Duties And Subsidies

asked the Minister of Food if he will name the foods which both pay customs or excise duty and are subsidised; and what is the rate of duty and subsidy in each case.DR. SUMMERSKILL,

pursuant to her reply [OFFICIAL REPORT, 28th March. 1949; Vol. 463, c. 820] supplied the following information:

RATES OF CUSTOMS AND EXCISE DUTIES AND PARTICULARS OF SUBSIDIES ON FOODSTUFFS THAT ARE BOTH DUTIABLE AND SUBSIDISED, FOR 1948–49
1. Commodity2. Rate of Duty3. Average Unit Value of Duty4. Unit rat of Sudsidy on duty paid imports or home supplies bearing Excise5. Overall Unit subsidy6. Overall effect on all supplies of duty actually paid
Butter£15per ton from non-Empire source1½d. per lb.25¾d. per lb.1/4per lb.0·4d. per lb.
Cheese15% ad valorem from non-Empire sources4d. per lb.32½d. per lb.1/0½ per lb.0·8d. per lb.
Condensed Milk6/- per cwt. on milk plus duty on sugar content3/9 per case6/2¾ per case2/0½per case1/- per case
Sugar(d)Full Customs Duty 95°–96° polarisation18/3·7 per cwt. 16/3½ per cwt.16/3? per cwt.8/8? per cwt. (raw)9/- per cwt or 10/7¼ per cwt. Including Deficiency Payment to British Sugar Corporation (raw).15/10¼ per cwt. (raw)
Preferential Empire Customs Duty polarisation14/6?9 per cwt.
Colonial Customs Duty polarisation11/6?9 per cwt.
Excise Duty13/5·9 per cwt.14/7·1 per cwt (raw)9/10·9 per cwt or 16/1·9 per cwt. if Deficiency Payment to British Sugar Corporation in included. (raw)
There are differentials from these rates according to degree of polarisation
Shell EggsFrom non-empire souces:
(a)Not exceeding 14 lbs. in weight per 1201/-per 120 4/6 per box of 30 doz.20/6 per box of 30 doz.42/7 per box of 30 doz.1/0½ per box of 30 doz.
(b) Over lbs, but not exceeding 17 lbs. in weight per 120.1/6 per 120
(c) Over 17 lbs. in weight per 1201/9 per 120
Dried Eggs10% ad valorem from Non-Empire sources£81 5s. 2d. per ton£192 15s. 6d. per ton£192 15s. 6d. per ton£81 5s. 2d. per ton
Domestic Pack.
Tea(d)Full 8d. per lb. Preferential 6d. per lb.6d. per lb.11d. per lb.11d. per lb.6d. per lb.
Sunflower Seed Oil15% ad valorem from non-Empire sources£25 per ton£46 13s. 4d. per ton on Margarine and Cooking Fat.£2 per ton on Margarine and Cooking Fat.
Herring Oil10% ad valorem from non-Empire sources£10 per ton
Bone-in-Beef and Veal.2/3 per lb.£7 15s. 0d. per ton£13 9s. 0d. per ton£38 2s. 0d. per ton£ 2s. 0d. per ton
Boneless Beef and Veal.20% ad valorem
Beef or Veal Offals
Canned Corned Meat20$ ad valorem£25 15s. 0d. per ton£24 11s. 6d. per ton£16 18s. 8d. per ton£18 0s. 0d. per ton
(d)Changes in these duties were announced in the Financial Statement for 1949–50.

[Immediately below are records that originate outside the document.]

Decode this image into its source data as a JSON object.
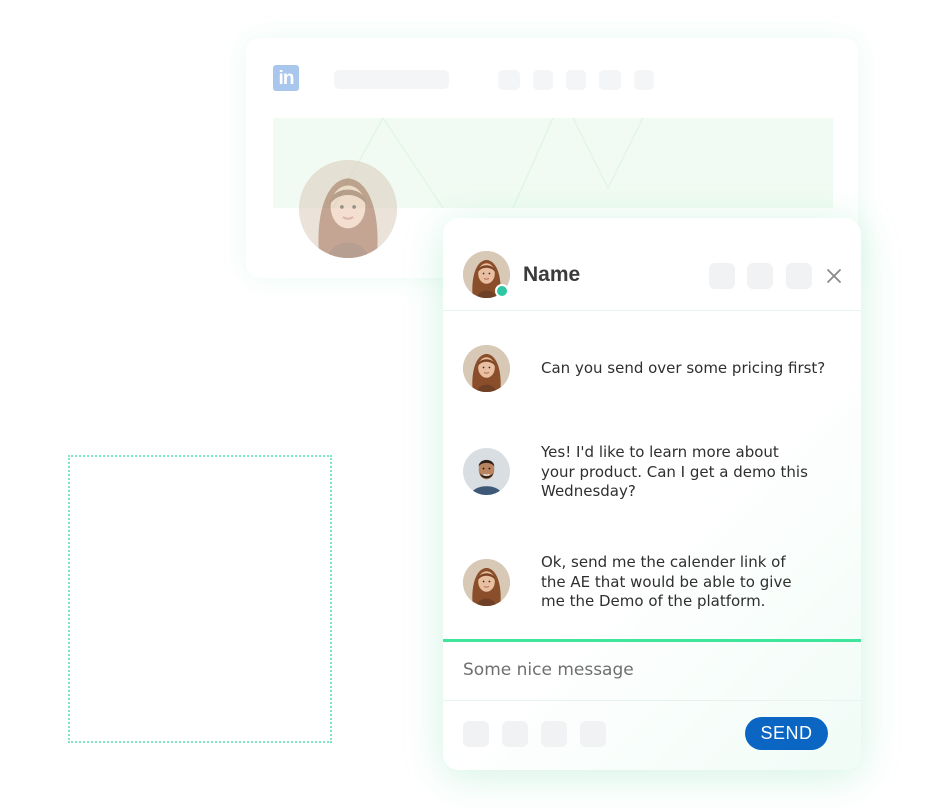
{
  "background_card": {
    "logo_icon": "linkedin-icon",
    "logo_text": "in",
    "brand_color": "#0a66c2"
  },
  "chat": {
    "contact_name": "Name",
    "status": "online",
    "close_icon": "close-icon",
    "messages": [
      {
        "sender": "contact",
        "text": "Can you send over some pricing first?"
      },
      {
        "sender": "user",
        "text": "Yes! I'd like to learn more about\nyour product. Can I get a demo this\nWednesday?"
      },
      {
        "sender": "contact",
        "text": "Ok, send me the calender link of\nthe AE that would be able to give\nme the Demo of the platform."
      }
    ],
    "compose_placeholder": "Some nice message",
    "send_label": "SEND"
  },
  "colors": {
    "accent_green": "#3fe59a",
    "online_status": "#2fc7a3",
    "send_button": "#0a66c2"
  }
}
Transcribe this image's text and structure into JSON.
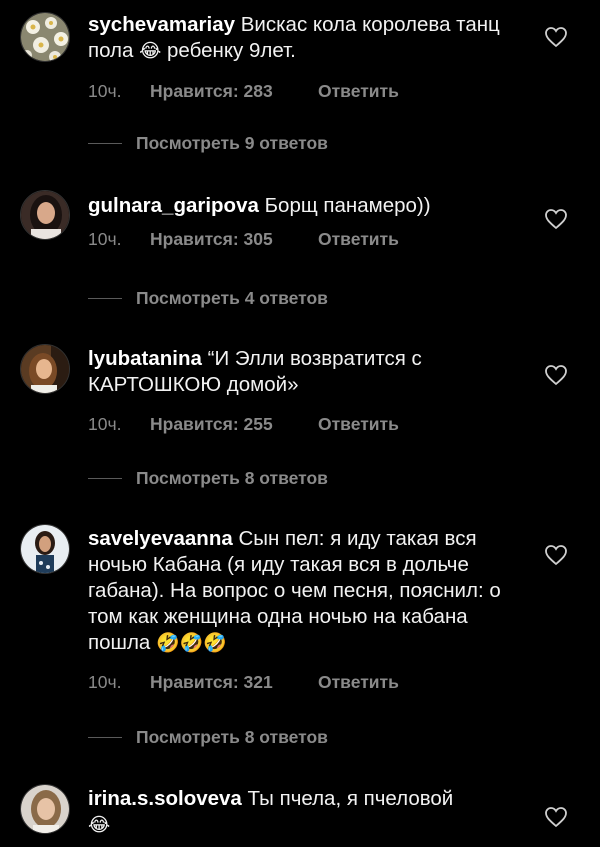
{
  "comments": [
    {
      "username": "sychevamariay",
      "text": "Вискас кола королева танц пола",
      "text_after": "ребенку 9лет.",
      "emoji": "😂",
      "time": "10ч.",
      "likes": "Нравится: 283",
      "reply": "Ответить",
      "view_replies": "Посмотреть 9 ответов"
    },
    {
      "username": "gulnara_garipova",
      "text": "Борщ панамеро))",
      "time": "10ч.",
      "likes": "Нравится: 305",
      "reply": "Ответить",
      "view_replies": "Посмотреть 4 ответов"
    },
    {
      "username": "lyubatanina",
      "text": "“И Элли возвратится с КАРТОШКОЮ домой»",
      "time": "10ч.",
      "likes": "Нравится: 255",
      "reply": "Ответить",
      "view_replies": "Посмотреть 8 ответов"
    },
    {
      "username": "savelyevaanna",
      "text": "Сын пел: я иду такая вся ночью Кабана (я иду такая вся в дольче габана). На вопрос о чем песня, пояснил: о том как женщина одна ночью на кабана пошла",
      "emoji": "🤣🤣🤣",
      "time": "10ч.",
      "likes": "Нравится: 321",
      "reply": "Ответить",
      "view_replies": "Посмотреть 8 ответов"
    },
    {
      "username": "irina.s.soloveva",
      "text": "Ты пчела, я пчеловой",
      "emoji": "😂"
    }
  ],
  "icons": {
    "like": "heart-outline-icon"
  },
  "colors": {
    "background": "#000000",
    "text": "#f2f2f2",
    "muted": "#8a8a8a"
  }
}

Dried Fruit

asked the Minister of Food what steps he is taking to remedy the complaints of bakers about the dirt and extraneous material found by them in the dried fruit imported by his Department.

Dried fruit on arrival in the United Kingdom is inspected by a committee of trade experts who grade the various parcels according to their suitability for different requirements. In addition, representatives are sent to countries where large-scale purchases are made to inspect the fruit before shipment and to instruct packers in the standards required by this country. The presence of extraneous matter in imported dried fruit is largely due to the difficulties experienced by nearly all producing countries in obtaining harvesting materials, replacements of worn out machinery and suitable containers, and we are giving them all the assistance we can

Royal Air Force (Cadets)

asked the Secretary of State for Air what pay and allowances are received by cadets at the Royal Air Force College, Cranwell.

The daily rate of pay is 4s. for the first six months of service, and thereafter 5s. until completion of 12 months service from the date of entry into a cadetship after which the rate is 6s. 6d. Serving airmen selected for cadetships may however retain the rate of pay appropriate to their rank or classification and trade if it is more favourable. Cadets receive clothing allowance and those undergoing aircrew training receive flying instructional pay of 2s. per day.